### [Try it]
All the data below goes into the copy word for word, but the pictures don't.

(Items from an interface collection)
Content starts

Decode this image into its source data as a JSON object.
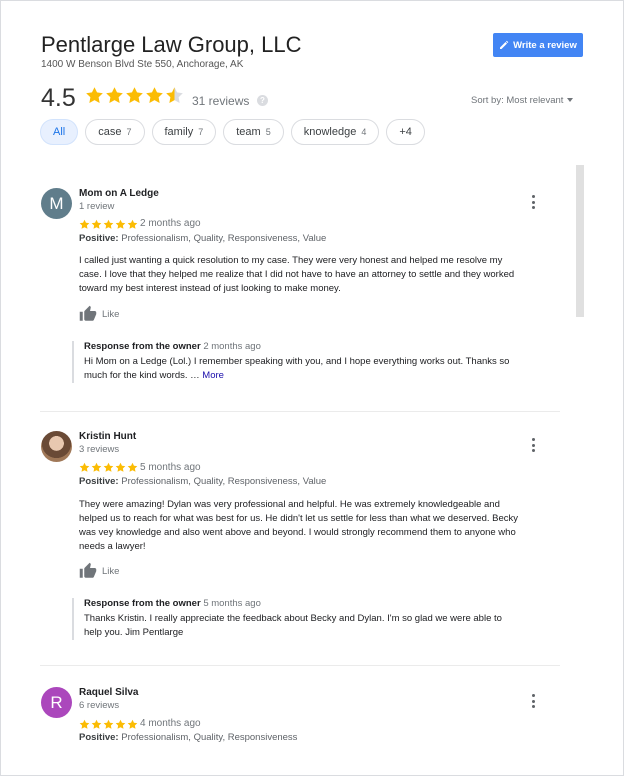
{
  "business": {
    "title": "Pentlarge Law Group, LLC",
    "address": "1400 W Benson Blvd Ste 550, Anchorage, AK"
  },
  "write_review": {
    "label": "Write a review",
    "icon": "pencil-icon",
    "color": "#4285f4"
  },
  "summary": {
    "rating": "4.5",
    "stars_value": 4.5,
    "reviews_label": "31 reviews",
    "help_icon": "?",
    "star_color": "#fbbc04"
  },
  "sort": {
    "label": "Sort by:",
    "value": "Most relevant"
  },
  "chips": [
    {
      "label": "All",
      "count": ""
    },
    {
      "label": "case",
      "count": "7"
    },
    {
      "label": "family",
      "count": "7"
    },
    {
      "label": "team",
      "count": "5"
    },
    {
      "label": "knowledge",
      "count": "4"
    },
    {
      "label": "+4",
      "count": ""
    }
  ],
  "reviews": [
    {
      "name": "Mom on A Ledge",
      "count": "1 review",
      "avatar_letter": "M",
      "avatar_color": "#607d8b",
      "stars": 5,
      "date": "2 months ago",
      "positive_label": "Positive:",
      "positive_values": "Professionalism, Quality, Responsiveness, Value",
      "text_lines": [
        "I called just wanting a quick resolution to my case. They were very honest and helped me resolve my",
        "case. I love that they helped me realize that I did not have to have an attorney to settle and they worked",
        "toward my best interest instead of just looking to make money."
      ],
      "like": "Like",
      "owner_title": "Response from the owner",
      "owner_date": "2 months ago",
      "owner_lines": [
        "Hi Mom on a Ledge (Lol.) I remember speaking with you, and I hope everything works out. Thanks so",
        "much for the kind words. …"
      ],
      "owner_more": "More"
    },
    {
      "name": "Kristin Hunt",
      "count": "3 reviews",
      "avatar_letter": "",
      "avatar_color": "#8d6e63",
      "stars": 5,
      "date": "5 months ago",
      "positive_label": "Positive:",
      "positive_values": "Professionalism, Quality, Responsiveness, Value",
      "text_lines": [
        "They were amazing! Dylan was very professional and helpful. He was extremely  knowledgeable and",
        "helped us to reach for what was best for us. He didn't let us settle for less than what we deserved. Becky",
        "was vey knowledge and also went above and beyond. I would strongly recommend them to anyone who",
        "needs a lawyer!"
      ],
      "like": "Like",
      "owner_title": "Response from the owner",
      "owner_date": "5 months ago",
      "owner_lines": [
        "Thanks Kristin. I really appreciate the feedback about Becky and Dylan. I'm so glad we were able to",
        "help you. Jim Pentlarge"
      ],
      "owner_more": ""
    },
    {
      "name": "Raquel Silva",
      "count": "6 reviews",
      "avatar_letter": "R",
      "avatar_color": "#ab47bc",
      "stars": 5,
      "date": "4 months ago",
      "positive_label": "Positive:",
      "positive_values": "Professionalism, Quality, Responsiveness"
    }
  ]
}
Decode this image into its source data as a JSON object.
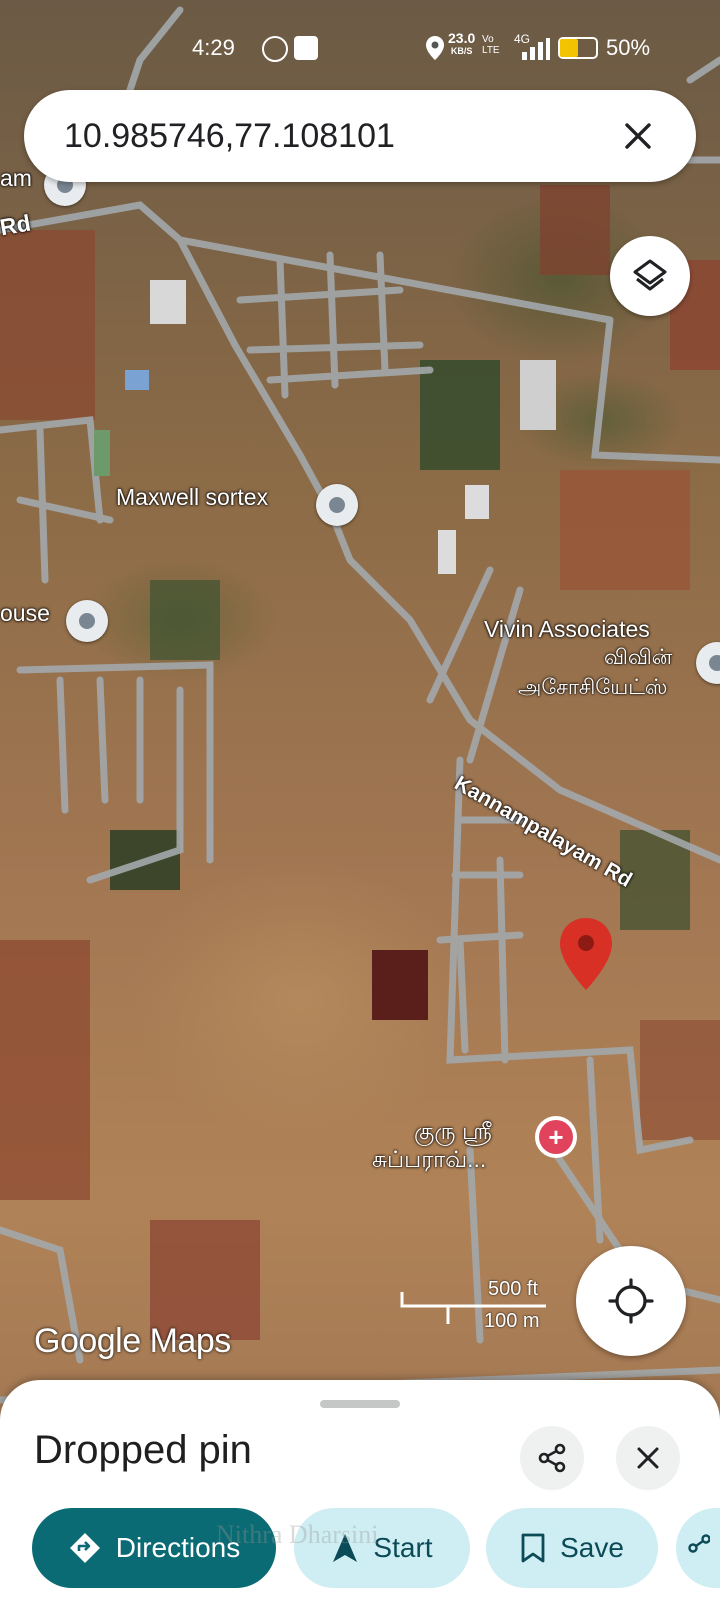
{
  "status_bar": {
    "time": "4:29",
    "data_speed": "23.0",
    "data_unit": "KB/S",
    "volte": "Vo LTE",
    "network": "4G",
    "battery": "50%"
  },
  "search": {
    "query": "10.985746,77.108101"
  },
  "map": {
    "places": [
      {
        "id": "topleft",
        "label": "am"
      },
      {
        "id": "maxwell",
        "label": "Maxwell sortex"
      },
      {
        "id": "house",
        "label": "ouse"
      },
      {
        "id": "vivin",
        "label": "Vivin Associates",
        "label2": "விவின்",
        "label3": "அசோசியேட்ஸ்"
      },
      {
        "id": "guru",
        "label": "குரு ஸ்ரீ",
        "label2": "சுப்பராவ்..."
      }
    ],
    "roads": [
      {
        "id": "rd-topleft",
        "label": "Rd"
      },
      {
        "id": "kannampalayam",
        "label": "Kannampalayam Rd"
      }
    ],
    "scale": {
      "imperial": "500 ft",
      "metric": "100 m"
    },
    "brand": "Google Maps",
    "watermark": "Nithra Dharsini",
    "pin_color": "#d93025"
  },
  "sheet": {
    "title": "Dropped pin",
    "actions": [
      {
        "id": "directions",
        "label": "Directions",
        "icon": "directions-icon"
      },
      {
        "id": "start",
        "label": "Start",
        "icon": "navigation-icon"
      },
      {
        "id": "save",
        "label": "Save",
        "icon": "bookmark-icon"
      }
    ]
  },
  "colors": {
    "primary": "#0b6b74",
    "chip_bg": "#cfeef3",
    "accent_text": "#0b4a57"
  }
}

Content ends

### [Solution]
Decode this image into its source data as a JSON object.
{
  "business": {
    "title": "Pentlarge Law Group, LLC",
    "address": "1400 W Benson Blvd Ste 550, Anchorage, AK"
  },
  "write_review": {
    "label": "Write a review",
    "icon": "pencil-icon",
    "color": "#4285f4"
  },
  "summary": {
    "rating": "4.5",
    "stars_value": 4.5,
    "reviews_label": "31 reviews",
    "help_icon": "?",
    "star_color": "#fbbc04"
  },
  "sort": {
    "label": "Sort by:",
    "value": "Most relevant"
  },
  "chips": [
    {
      "label": "All",
      "count": ""
    },
    {
      "label": "case",
      "count": "7"
    },
    {
      "label": "family",
      "count": "7"
    },
    {
      "label": "team",
      "count": "5"
    },
    {
      "label": "knowledge",
      "count": "4"
    },
    {
      "label": "+4",
      "count": ""
    }
  ],
  "reviews": [
    {
      "name": "Mom on A Ledge",
      "count": "1 review",
      "avatar_letter": "M",
      "avatar_color": "#607d8b",
      "stars": 5,
      "date": "2 months ago",
      "positive_label": "Positive:",
      "positive_values": "Professionalism, Quality, Responsiveness, Value",
      "text_lines": [
        "I called just wanting a quick resolution to my case. They were very honest and helped me resolve my",
        "case. I love that they helped me realize that I did not have to have an attorney to settle and they worked",
        "toward my best interest instead of just looking to make money."
      ],
      "like": "Like",
      "owner_title": "Response from the owner",
      "owner_date": "2 months ago",
      "owner_lines": [
        "Hi Mom on a Ledge (Lol.) I remember speaking with you, and I hope everything works out. Thanks so",
        "much for the kind words. …"
      ],
      "owner_more": "More"
    },
    {
      "name": "Kristin Hunt",
      "count": "3 reviews",
      "avatar_letter": "",
      "avatar_color": "#8d6e63",
      "stars": 5,
      "date": "5 months ago",
      "positive_label": "Positive:",
      "positive_values": "Professionalism, Quality, Responsiveness, Value",
      "text_lines": [
        "They were amazing! Dylan was very professional and helpful. He was extremely  knowledgeable and",
        "helped us to reach for what was best for us. He didn't let us settle for less than what we deserved. Becky",
        "was vey knowledge and also went above and beyond. I would strongly recommend them to anyone who",
        "needs a lawyer!"
      ],
      "like": "Like",
      "owner_title": "Response from the owner",
      "owner_date": "5 months ago",
      "owner_lines": [
        "Thanks Kristin. I really appreciate the feedback about Becky and Dylan. I'm so glad we were able to",
        "help you. Jim Pentlarge"
      ],
      "owner_more": ""
    },
    {
      "name": "Raquel Silva",
      "count": "6 reviews",
      "avatar_letter": "R",
      "avatar_color": "#ab47bc",
      "stars": 5,
      "date": "4 months ago",
      "positive_label": "Positive:",
      "positive_values": "Professionalism, Quality, Responsiveness"
    }
  ]
}
Decode this image into its source data as a JSON object.
{
  "status_bar": {
    "time": "4:29",
    "data_speed": "23.0",
    "data_unit": "KB/S",
    "volte": "Vo LTE",
    "network": "4G",
    "battery": "50%"
  },
  "search": {
    "query": "10.985746,77.108101"
  },
  "map": {
    "places": [
      {
        "id": "topleft",
        "label": "am"
      },
      {
        "id": "maxwell",
        "label": "Maxwell sortex"
      },
      {
        "id": "house",
        "label": "ouse"
      },
      {
        "id": "vivin",
        "label": "Vivin Associates",
        "label2": "விவின்",
        "label3": "அசோசியேட்ஸ்"
      },
      {
        "id": "guru",
        "label": "குரு ஸ்ரீ",
        "label2": "சுப்பராவ்..."
      }
    ],
    "roads": [
      {
        "id": "rd-topleft",
        "label": "Rd"
      },
      {
        "id": "kannampalayam",
        "label": "Kannampalayam Rd"
      }
    ],
    "scale": {
      "imperial": "500 ft",
      "metric": "100 m"
    },
    "brand": "Google Maps",
    "watermark": "Nithra Dharsini",
    "pin_color": "#d93025"
  },
  "sheet": {
    "title": "Dropped pin",
    "actions": [
      {
        "id": "directions",
        "label": "Directions",
        "icon": "directions-icon"
      },
      {
        "id": "start",
        "label": "Start",
        "icon": "navigation-icon"
      },
      {
        "id": "save",
        "label": "Save",
        "icon": "bookmark-icon"
      }
    ]
  },
  "colors": {
    "primary": "#0b6b74",
    "chip_bg": "#cfeef3",
    "accent_text": "#0b4a57"
  }
}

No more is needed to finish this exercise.